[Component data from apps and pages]
------

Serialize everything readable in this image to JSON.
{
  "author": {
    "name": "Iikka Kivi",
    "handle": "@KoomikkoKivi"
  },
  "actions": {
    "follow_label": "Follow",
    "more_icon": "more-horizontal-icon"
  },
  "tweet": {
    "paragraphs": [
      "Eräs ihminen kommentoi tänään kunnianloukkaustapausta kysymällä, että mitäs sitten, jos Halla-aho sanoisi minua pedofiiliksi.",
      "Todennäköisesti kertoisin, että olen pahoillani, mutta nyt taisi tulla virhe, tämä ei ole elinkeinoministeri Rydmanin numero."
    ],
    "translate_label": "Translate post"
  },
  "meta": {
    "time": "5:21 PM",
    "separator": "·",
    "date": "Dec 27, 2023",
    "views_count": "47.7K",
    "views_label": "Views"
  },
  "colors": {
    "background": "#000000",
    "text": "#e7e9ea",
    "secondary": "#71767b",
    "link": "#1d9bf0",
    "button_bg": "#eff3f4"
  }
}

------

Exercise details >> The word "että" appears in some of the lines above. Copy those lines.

Answer below >>
      "Eräs ihminen kommentoi tänään kunnianloukkaustapausta kysymällä, että mitäs sitten, jos Halla-aho sanoisi minua pedofiiliksi.",
      "Todennäköisesti kertoisin, että olen pahoillani, mutta nyt taisi tulla virhe, tämä ei ole elinkeinoministeri Rydmanin numero."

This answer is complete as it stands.